A little astringent, but fresh and green tasting. Not as formaldehydey as most of the shengs I have been trying—pretty mild.
It’s thick, creamy, and a little sweet, but those flavors are overpowered by the bitter green flavor. Again, this is another one of those shengs I could see people enjoying if they liked sheng.
My friend Dave always claims he has low sensitivity to delicate flavors, and demands the ultra spicy and the outrun scotch. He came to visit and I gave him a weekend of puerh. He didn’t get the first few, and I expected to have to pull out the ultra-heavy camphor and smoke bruisers to get through to his palette. But this, weirdly, is the one that converted him. It’s not a bruiser – it’s in that ultra classic w2t vein of subtle thick textured gestalt feel, with noticeable body effects. But this won Dave’s heart. And later I took him through the camphor and smoke beasties, and he did surely like him. But when the weekend was over, he decided to go full in, ordered his own tea tray and gaiwan, and the one whole cake he bought himself was this one.
Wow, I think this is some of the best quality puerh leaf I’ve had yet. I’m kicking myself for not having tried this before I made a big W2T order, because I may want to get a cake of this one. Maybe I’ll find somebody whose order I can piggyback on ;)
I used 7g in a 100mL gaiwan with boiling water. This tea would not quit. I got 16 GOOD steeps and then a couple faded ones at the end as well. It was very interesting, and rather consistent over a long session. Right from the get-go it was a thick, milky/creamy brew with sweet floral and honey notes. There was also something else I sort of struggled to describe – almost a savory note that, within about four steeps, started to morph into a slight bitterness which, far from taking away from the tea, added great complexity and depth. It wasn’t as bitter as like a Bulang sheng or anything like that, but it was enough of a bitterness to temper the sweetness, preventing the over-sweetness I sort of experienced with Poundcake. The strength and quality of the material really came through with this layered experience – sweet with bitter notes underneath and a very good honey huigan. The sweetness and body did not even begin to fade until around 14 steeps in.
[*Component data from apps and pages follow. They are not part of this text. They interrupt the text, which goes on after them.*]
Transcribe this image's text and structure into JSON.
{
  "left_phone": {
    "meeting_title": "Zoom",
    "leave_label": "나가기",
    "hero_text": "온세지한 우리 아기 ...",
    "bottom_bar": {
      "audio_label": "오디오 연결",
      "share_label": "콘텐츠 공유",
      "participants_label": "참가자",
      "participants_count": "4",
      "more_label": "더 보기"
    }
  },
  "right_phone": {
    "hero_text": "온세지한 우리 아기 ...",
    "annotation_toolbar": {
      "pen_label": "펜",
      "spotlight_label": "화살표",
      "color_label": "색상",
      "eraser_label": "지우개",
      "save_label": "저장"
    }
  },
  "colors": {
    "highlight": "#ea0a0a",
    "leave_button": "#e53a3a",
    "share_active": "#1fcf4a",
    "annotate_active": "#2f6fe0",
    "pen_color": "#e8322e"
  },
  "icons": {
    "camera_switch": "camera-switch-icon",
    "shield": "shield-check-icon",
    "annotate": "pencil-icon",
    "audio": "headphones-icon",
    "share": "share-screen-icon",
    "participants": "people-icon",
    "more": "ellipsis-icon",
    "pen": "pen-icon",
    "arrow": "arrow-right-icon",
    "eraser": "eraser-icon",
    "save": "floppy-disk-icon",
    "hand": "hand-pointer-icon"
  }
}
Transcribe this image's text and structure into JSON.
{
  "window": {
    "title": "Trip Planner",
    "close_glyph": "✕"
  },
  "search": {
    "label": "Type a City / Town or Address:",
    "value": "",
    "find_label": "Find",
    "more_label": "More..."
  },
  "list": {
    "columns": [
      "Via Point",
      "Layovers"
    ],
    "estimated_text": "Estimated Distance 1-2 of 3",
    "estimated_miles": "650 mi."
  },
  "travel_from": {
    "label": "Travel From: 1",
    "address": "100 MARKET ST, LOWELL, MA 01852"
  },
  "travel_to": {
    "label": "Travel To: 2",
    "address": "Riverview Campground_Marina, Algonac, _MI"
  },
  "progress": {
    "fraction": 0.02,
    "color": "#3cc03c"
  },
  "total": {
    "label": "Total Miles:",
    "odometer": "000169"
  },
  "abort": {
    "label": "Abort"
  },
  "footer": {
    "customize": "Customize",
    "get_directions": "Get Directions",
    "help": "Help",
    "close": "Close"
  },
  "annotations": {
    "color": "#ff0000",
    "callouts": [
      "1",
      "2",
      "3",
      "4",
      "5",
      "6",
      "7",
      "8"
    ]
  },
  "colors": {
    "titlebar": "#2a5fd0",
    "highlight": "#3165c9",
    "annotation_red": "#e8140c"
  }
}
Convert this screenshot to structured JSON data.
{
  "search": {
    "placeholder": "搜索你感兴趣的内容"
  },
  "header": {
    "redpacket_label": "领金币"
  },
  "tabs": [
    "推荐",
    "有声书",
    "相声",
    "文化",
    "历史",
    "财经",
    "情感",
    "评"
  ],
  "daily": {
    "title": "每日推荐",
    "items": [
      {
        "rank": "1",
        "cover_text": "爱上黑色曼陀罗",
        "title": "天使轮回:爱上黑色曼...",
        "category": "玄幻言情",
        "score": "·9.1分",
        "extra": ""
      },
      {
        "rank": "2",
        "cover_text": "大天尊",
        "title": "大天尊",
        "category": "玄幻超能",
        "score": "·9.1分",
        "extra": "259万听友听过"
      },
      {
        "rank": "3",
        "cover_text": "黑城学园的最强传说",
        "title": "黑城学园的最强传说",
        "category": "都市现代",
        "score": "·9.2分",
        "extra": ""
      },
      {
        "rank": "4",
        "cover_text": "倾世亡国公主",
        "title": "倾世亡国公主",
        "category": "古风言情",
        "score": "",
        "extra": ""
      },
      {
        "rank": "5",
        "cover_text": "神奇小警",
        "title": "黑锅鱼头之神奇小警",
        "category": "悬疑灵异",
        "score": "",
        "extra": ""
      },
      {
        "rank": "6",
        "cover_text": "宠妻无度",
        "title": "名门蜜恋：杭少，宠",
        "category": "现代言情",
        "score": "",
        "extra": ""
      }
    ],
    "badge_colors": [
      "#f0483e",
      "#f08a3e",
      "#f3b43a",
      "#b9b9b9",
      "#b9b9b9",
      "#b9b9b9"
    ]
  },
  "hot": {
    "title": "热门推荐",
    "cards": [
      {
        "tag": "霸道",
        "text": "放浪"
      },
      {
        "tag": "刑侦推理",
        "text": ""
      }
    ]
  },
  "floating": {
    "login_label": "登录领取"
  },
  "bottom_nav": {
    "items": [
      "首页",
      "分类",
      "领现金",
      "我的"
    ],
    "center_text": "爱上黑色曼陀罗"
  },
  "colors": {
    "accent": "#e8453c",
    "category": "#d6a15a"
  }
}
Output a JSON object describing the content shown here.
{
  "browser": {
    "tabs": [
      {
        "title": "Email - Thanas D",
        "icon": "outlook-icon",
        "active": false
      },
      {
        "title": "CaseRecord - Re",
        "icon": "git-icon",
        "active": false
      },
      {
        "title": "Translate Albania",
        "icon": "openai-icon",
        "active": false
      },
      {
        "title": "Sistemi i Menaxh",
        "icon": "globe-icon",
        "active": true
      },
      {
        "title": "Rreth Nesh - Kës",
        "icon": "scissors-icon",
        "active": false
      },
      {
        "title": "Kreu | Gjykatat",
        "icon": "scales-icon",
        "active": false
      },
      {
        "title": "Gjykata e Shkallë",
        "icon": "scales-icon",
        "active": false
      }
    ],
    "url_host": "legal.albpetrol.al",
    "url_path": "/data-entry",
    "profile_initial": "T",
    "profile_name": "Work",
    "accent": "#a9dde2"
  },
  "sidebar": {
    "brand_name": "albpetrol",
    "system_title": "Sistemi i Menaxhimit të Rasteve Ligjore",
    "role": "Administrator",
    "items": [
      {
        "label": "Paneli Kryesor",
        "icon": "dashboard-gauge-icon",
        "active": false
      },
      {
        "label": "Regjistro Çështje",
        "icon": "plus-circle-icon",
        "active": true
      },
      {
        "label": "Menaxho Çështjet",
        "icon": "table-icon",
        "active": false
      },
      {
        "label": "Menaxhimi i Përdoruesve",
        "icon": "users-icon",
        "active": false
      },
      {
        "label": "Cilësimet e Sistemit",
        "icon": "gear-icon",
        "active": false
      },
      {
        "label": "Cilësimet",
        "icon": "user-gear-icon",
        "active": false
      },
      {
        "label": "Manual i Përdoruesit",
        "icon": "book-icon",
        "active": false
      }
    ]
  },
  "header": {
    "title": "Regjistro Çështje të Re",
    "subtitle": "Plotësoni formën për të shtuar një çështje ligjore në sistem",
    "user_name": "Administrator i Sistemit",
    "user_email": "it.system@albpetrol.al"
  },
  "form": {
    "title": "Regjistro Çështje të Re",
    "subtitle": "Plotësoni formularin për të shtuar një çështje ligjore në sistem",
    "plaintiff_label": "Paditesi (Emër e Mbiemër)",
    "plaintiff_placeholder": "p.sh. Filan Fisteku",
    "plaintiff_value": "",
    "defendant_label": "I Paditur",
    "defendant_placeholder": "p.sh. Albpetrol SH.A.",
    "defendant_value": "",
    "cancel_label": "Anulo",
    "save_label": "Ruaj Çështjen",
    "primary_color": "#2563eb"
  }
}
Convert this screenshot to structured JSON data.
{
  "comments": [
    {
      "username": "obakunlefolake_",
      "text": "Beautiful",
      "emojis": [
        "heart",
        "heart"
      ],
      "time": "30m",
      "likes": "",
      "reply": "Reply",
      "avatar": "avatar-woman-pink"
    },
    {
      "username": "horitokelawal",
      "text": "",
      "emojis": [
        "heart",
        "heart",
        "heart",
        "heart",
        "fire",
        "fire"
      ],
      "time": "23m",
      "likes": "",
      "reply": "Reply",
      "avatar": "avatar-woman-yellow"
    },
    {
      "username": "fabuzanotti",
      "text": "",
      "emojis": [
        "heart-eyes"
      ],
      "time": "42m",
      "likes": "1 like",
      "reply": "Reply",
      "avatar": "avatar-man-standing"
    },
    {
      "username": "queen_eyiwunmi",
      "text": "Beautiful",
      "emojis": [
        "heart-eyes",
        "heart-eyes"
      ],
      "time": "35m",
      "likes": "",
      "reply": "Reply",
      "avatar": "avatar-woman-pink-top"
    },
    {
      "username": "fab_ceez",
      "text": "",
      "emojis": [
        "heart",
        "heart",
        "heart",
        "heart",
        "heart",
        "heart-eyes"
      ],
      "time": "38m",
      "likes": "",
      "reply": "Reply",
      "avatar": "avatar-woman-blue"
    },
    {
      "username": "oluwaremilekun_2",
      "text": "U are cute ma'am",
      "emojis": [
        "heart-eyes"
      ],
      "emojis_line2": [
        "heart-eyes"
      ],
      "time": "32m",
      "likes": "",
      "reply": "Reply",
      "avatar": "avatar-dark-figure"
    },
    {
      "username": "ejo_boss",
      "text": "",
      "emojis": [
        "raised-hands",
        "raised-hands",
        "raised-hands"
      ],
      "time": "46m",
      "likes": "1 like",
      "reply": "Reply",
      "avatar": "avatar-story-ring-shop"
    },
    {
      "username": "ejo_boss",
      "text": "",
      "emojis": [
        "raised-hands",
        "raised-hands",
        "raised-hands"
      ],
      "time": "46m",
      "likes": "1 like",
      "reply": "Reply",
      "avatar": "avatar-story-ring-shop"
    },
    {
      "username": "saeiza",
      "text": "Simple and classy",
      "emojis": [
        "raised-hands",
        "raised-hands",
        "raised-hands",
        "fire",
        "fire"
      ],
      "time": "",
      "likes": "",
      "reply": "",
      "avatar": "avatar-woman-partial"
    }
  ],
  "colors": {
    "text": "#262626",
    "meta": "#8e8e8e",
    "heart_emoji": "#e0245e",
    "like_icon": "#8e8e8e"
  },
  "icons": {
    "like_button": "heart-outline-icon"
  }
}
Aside from the wonderful flavor, this tea’s quality was also apparent in the body feelings I got from drinking it. I could feel the liquid going down my throat, and after swallowing, got a bit of a throat constricting feel, like it was remaining there in some way. I could also quite clearly feel it settle in my stomach, not like making me feel ill or anything, but it kind of plopped down with that heaviness it possessed. About halfway through the session, I started feeling a relaxing qi, beginning in the belly and spreading throughout my torso.
I think I agree with the description the site, noting this tea’s high value:quality ratio. I wish I had tried it before I ordered a bunch of 2016 teas and stuff, because I would’ve gotten a cake of it on that order. For me it’s “If You’re Tasting This It’s 2 Late…” Sorry ;)
Flavors: Burnt Sugar, Creamy, Floral, Grass, Honey, Milk, Smooth, Sweet, Thick, Vegetal